An enlightening, poignant portrait of three rappers in Rio de Janeiro’s ghettoes, “Living Rap in Rio” hits the viewer with major doses of realism that overturn a lot of expectations. Not an overview of the city’s rap scene, as the title might suggest, film follows two men and a girl for nine months, concentrating on their lives more than their music. Final twist, which gives a strong sense of closure, is a shocker young documaker Guilherme Coelho could not have anticipated. Broadcasters looking for ethnic flavor should consider this alternative view of the “City of God.” Coelho took director honors and the film won audience award at Rio fest.
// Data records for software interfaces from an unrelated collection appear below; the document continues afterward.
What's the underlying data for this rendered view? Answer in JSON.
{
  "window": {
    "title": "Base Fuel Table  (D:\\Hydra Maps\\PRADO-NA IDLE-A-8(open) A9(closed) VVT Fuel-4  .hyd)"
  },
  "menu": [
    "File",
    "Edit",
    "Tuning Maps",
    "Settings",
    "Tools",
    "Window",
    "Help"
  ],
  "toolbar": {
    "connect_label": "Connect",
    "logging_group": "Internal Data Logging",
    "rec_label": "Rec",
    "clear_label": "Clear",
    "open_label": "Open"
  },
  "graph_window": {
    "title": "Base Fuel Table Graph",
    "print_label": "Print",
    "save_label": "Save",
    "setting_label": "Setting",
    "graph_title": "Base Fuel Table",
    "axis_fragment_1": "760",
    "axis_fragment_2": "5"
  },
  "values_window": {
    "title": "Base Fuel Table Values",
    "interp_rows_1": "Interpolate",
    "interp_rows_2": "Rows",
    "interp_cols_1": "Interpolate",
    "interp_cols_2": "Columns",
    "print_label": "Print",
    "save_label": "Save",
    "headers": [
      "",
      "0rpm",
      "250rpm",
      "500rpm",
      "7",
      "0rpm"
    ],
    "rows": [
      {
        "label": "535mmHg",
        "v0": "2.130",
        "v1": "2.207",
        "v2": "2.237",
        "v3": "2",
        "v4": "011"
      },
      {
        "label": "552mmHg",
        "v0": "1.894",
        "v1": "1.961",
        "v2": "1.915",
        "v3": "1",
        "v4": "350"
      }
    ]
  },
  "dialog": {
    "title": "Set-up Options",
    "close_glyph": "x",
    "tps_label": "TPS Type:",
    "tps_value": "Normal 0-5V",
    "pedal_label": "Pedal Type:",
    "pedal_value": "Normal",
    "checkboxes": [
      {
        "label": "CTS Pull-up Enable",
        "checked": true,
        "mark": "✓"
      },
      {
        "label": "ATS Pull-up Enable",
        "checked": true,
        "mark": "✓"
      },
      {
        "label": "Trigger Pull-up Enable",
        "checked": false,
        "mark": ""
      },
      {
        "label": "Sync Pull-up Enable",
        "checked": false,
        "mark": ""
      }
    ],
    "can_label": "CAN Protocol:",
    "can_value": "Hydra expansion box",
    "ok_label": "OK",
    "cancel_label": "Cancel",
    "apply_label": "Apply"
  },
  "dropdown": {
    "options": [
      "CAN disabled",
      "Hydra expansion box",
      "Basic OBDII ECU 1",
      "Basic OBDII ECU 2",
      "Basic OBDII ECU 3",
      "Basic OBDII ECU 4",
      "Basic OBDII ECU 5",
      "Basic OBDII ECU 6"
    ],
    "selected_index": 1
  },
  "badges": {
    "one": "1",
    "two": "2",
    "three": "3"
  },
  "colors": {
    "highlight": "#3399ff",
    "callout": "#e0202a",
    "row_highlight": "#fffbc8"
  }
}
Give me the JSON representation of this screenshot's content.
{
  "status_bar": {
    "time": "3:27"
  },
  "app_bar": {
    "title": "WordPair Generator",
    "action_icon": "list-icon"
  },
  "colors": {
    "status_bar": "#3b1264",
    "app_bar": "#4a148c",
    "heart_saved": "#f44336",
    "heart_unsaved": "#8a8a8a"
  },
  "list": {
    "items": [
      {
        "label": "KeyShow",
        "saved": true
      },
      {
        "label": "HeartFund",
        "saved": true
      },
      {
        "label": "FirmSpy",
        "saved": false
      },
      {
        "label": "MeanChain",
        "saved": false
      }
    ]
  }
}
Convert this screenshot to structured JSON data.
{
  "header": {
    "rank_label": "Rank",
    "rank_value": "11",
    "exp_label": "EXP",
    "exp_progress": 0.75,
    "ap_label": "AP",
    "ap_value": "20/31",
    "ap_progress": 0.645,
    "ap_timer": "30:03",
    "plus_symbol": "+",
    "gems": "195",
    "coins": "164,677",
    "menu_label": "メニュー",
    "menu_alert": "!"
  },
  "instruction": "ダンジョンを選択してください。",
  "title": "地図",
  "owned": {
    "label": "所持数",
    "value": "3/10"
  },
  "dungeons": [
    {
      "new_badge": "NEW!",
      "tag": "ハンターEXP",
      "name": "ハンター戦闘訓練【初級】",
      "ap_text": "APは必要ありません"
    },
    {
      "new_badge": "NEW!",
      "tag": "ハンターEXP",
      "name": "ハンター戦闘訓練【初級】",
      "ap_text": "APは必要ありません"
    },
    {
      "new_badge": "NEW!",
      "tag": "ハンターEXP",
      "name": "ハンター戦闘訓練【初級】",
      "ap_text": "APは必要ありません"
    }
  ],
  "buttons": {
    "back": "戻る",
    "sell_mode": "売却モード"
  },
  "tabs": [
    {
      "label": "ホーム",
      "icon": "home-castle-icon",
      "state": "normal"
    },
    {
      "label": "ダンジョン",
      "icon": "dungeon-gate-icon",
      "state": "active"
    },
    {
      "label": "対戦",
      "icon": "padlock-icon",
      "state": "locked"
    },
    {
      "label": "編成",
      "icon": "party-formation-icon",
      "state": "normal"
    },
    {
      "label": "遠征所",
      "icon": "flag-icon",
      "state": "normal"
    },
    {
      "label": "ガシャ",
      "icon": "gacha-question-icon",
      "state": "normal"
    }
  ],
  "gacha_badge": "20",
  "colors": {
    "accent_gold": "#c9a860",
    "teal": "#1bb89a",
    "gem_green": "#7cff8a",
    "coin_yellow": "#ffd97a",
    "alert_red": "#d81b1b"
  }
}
Macarrao, who makes his living taking bets on the street, writes lyrics about kids dying of drugs and everyday life in the slums. Toghum is a practicing Buddhist who struggles against his feelings of anger and hatred. Combatente, who sings with an all-girl rap group, is a churchgoer with a regular job. Incredibly, by the end of the film all three have made major shifts. Not at all the kind of upbeat ending suggested by these strong personalities, its somberness hits that much harder.